## SUPPLIED RECORDS
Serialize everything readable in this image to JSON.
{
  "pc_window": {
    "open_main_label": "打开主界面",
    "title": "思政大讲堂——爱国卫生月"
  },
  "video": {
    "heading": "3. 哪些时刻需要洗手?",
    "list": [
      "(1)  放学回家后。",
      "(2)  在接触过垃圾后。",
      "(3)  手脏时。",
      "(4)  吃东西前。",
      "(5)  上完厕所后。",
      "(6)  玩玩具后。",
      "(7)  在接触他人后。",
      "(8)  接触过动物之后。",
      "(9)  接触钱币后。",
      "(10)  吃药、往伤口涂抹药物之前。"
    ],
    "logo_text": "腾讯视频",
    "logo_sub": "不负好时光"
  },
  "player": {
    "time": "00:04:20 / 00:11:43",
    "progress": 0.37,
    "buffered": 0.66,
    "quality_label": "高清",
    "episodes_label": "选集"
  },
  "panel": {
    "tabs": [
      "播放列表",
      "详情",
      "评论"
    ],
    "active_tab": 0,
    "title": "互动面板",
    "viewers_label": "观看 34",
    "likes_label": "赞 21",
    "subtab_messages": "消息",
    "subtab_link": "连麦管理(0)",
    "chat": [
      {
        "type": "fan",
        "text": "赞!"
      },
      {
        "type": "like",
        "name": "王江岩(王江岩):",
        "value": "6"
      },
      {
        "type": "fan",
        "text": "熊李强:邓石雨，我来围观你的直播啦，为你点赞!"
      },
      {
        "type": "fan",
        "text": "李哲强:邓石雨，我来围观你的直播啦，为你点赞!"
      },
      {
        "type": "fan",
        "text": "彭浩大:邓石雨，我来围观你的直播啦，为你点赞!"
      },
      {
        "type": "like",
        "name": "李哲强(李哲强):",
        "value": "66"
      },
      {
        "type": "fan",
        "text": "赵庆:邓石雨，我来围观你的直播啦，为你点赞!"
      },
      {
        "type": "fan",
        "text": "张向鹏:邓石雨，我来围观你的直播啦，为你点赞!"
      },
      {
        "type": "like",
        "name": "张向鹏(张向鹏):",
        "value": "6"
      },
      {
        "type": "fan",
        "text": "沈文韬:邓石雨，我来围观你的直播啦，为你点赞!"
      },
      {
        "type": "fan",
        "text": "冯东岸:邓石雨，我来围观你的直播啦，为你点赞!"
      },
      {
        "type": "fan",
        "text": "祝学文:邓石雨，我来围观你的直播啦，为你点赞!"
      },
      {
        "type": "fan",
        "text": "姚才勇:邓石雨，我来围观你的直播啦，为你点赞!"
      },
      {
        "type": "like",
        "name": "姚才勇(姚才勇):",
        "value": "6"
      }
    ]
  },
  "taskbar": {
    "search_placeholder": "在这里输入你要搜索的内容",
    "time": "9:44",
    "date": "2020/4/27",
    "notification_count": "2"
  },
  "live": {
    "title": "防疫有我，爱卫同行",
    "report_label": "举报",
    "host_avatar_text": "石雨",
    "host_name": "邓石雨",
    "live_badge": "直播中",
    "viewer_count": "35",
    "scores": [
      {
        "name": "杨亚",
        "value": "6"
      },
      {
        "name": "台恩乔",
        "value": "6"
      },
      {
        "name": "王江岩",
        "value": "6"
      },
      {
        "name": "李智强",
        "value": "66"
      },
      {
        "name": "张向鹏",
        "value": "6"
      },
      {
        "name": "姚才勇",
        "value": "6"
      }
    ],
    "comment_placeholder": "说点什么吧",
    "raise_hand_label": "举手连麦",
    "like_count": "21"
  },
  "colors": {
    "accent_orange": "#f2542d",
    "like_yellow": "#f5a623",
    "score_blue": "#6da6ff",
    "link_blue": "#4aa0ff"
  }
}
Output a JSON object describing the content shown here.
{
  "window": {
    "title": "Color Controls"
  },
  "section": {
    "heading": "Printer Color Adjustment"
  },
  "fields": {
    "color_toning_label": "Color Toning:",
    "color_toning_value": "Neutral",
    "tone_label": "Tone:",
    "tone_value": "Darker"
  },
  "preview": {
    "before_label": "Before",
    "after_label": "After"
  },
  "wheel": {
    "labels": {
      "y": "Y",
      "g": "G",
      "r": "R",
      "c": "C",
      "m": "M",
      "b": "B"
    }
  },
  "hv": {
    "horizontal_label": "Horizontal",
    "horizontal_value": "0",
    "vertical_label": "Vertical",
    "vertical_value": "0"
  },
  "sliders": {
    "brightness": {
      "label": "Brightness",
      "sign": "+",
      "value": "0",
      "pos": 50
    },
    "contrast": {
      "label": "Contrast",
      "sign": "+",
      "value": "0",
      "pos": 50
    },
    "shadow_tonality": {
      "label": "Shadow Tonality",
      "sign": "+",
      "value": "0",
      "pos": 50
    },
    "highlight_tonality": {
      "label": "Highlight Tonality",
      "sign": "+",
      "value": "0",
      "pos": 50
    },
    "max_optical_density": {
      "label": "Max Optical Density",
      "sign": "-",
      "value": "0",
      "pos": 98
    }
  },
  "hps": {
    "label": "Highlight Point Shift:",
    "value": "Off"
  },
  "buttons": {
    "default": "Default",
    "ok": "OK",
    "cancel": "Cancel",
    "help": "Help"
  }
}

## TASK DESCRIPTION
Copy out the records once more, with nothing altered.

## TASK ANSWER
Serialize everything readable in this image to JSON.
{
  "pc_window": {
    "open_main_label": "打开主界面",
    "title": "思政大讲堂——爱国卫生月"
  },
  "video": {
    "heading": "3. 哪些时刻需要洗手?",
    "list": [
      "(1)  放学回家后。",
      "(2)  在接触过垃圾后。",
      "(3)  手脏时。",
      "(4)  吃东西前。",
      "(5)  上完厕所后。",
      "(6)  玩玩具后。",
      "(7)  在接触他人后。",
      "(8)  接触过动物之后。",
      "(9)  接触钱币后。",
      "(10)  吃药、往伤口涂抹药物之前。"
    ],
    "logo_text": "腾讯视频",
    "logo_sub": "不负好时光"
  },
  "player": {
    "time": "00:04:20 / 00:11:43",
    "progress": 0.37,
    "buffered": 0.66,
    "quality_label": "高清",
    "episodes_label": "选集"
  },
  "panel": {
    "tabs": [
      "播放列表",
      "详情",
      "评论"
    ],
    "active_tab": 0,
    "title": "互动面板",
    "viewers_label": "观看 34",
    "likes_label": "赞 21",
    "subtab_messages": "消息",
    "subtab_link": "连麦管理(0)",
    "chat": [
      {
        "type": "fan",
        "text": "赞!"
      },
      {
        "type": "like",
        "name": "王江岩(王江岩):",
        "value": "6"
      },
      {
        "type": "fan",
        "text": "熊李强:邓石雨，我来围观你的直播啦，为你点赞!"
      },
      {
        "type": "fan",
        "text": "李哲强:邓石雨，我来围观你的直播啦，为你点赞!"
      },
      {
        "type": "fan",
        "text": "彭浩大:邓石雨，我来围观你的直播啦，为你点赞!"
      },
      {
        "type": "like",
        "name": "李哲强(李哲强):",
        "value": "66"
      },
      {
        "type": "fan",
        "text": "赵庆:邓石雨，我来围观你的直播啦，为你点赞!"
      },
      {
        "type": "fan",
        "text": "张向鹏:邓石雨，我来围观你的直播啦，为你点赞!"
      },
      {
        "type": "like",
        "name": "张向鹏(张向鹏):",
        "value": "6"
      },
      {
        "type": "fan",
        "text": "沈文韬:邓石雨，我来围观你的直播啦，为你点赞!"
      },
      {
        "type": "fan",
        "text": "冯东岸:邓石雨，我来围观你的直播啦，为你点赞!"
      },
      {
        "type": "fan",
        "text": "祝学文:邓石雨，我来围观你的直播啦，为你点赞!"
      },
      {
        "type": "fan",
        "text": "姚才勇:邓石雨，我来围观你的直播啦，为你点赞!"
      },
      {
        "type": "like",
        "name": "姚才勇(姚才勇):",
        "value": "6"
      }
    ]
  },
  "taskbar": {
    "search_placeholder": "在这里输入你要搜索的内容",
    "time": "9:44",
    "date": "2020/4/27",
    "notification_count": "2"
  },
  "live": {
    "title": "防疫有我，爱卫同行",
    "report_label": "举报",
    "host_avatar_text": "石雨",
    "host_name": "邓石雨",
    "live_badge": "直播中",
    "viewer_count": "35",
    "scores": [
      {
        "name": "杨亚",
        "value": "6"
      },
      {
        "name": "台恩乔",
        "value": "6"
      },
      {
        "name": "王江岩",
        "value": "6"
      },
      {
        "name": "李智强",
        "value": "66"
      },
      {
        "name": "张向鹏",
        "value": "6"
      },
      {
        "name": "姚才勇",
        "value": "6"
      }
    ],
    "comment_placeholder": "说点什么吧",
    "raise_hand_label": "举手连麦",
    "like_count": "21"
  },
  "colors": {
    "accent_orange": "#f2542d",
    "like_yellow": "#f5a623",
    "score_blue": "#6da6ff",
    "link_blue": "#4aa0ff"
  }
}
Output a JSON object describing the content shown here.
{
  "window": {
    "title": "Color Controls"
  },
  "section": {
    "heading": "Printer Color Adjustment"
  },
  "fields": {
    "color_toning_label": "Color Toning:",
    "color_toning_value": "Neutral",
    "tone_label": "Tone:",
    "tone_value": "Darker"
  },
  "preview": {
    "before_label": "Before",
    "after_label": "After"
  },
  "wheel": {
    "labels": {
      "y": "Y",
      "g": "G",
      "r": "R",
      "c": "C",
      "m": "M",
      "b": "B"
    }
  },
  "hv": {
    "horizontal_label": "Horizontal",
    "horizontal_value": "0",
    "vertical_label": "Vertical",
    "vertical_value": "0"
  },
  "sliders": {
    "brightness": {
      "label": "Brightness",
      "sign": "+",
      "value": "0",
      "pos": 50
    },
    "contrast": {
      "label": "Contrast",
      "sign": "+",
      "value": "0",
      "pos": 50
    },
    "shadow_tonality": {
      "label": "Shadow Tonality",
      "sign": "+",
      "value": "0",
      "pos": 50
    },
    "highlight_tonality": {
      "label": "Highlight Tonality",
      "sign": "+",
      "value": "0",
      "pos": 50
    },
    "max_optical_density": {
      "label": "Max Optical Density",
      "sign": "-",
      "value": "0",
      "pos": 98
    }
  },
  "hps": {
    "label": "Highlight Point Shift:",
    "value": "Off"
  },
  "buttons": {
    "default": "Default",
    "ok": "OK",
    "cancel": "Cancel",
    "help": "Help"
  }
}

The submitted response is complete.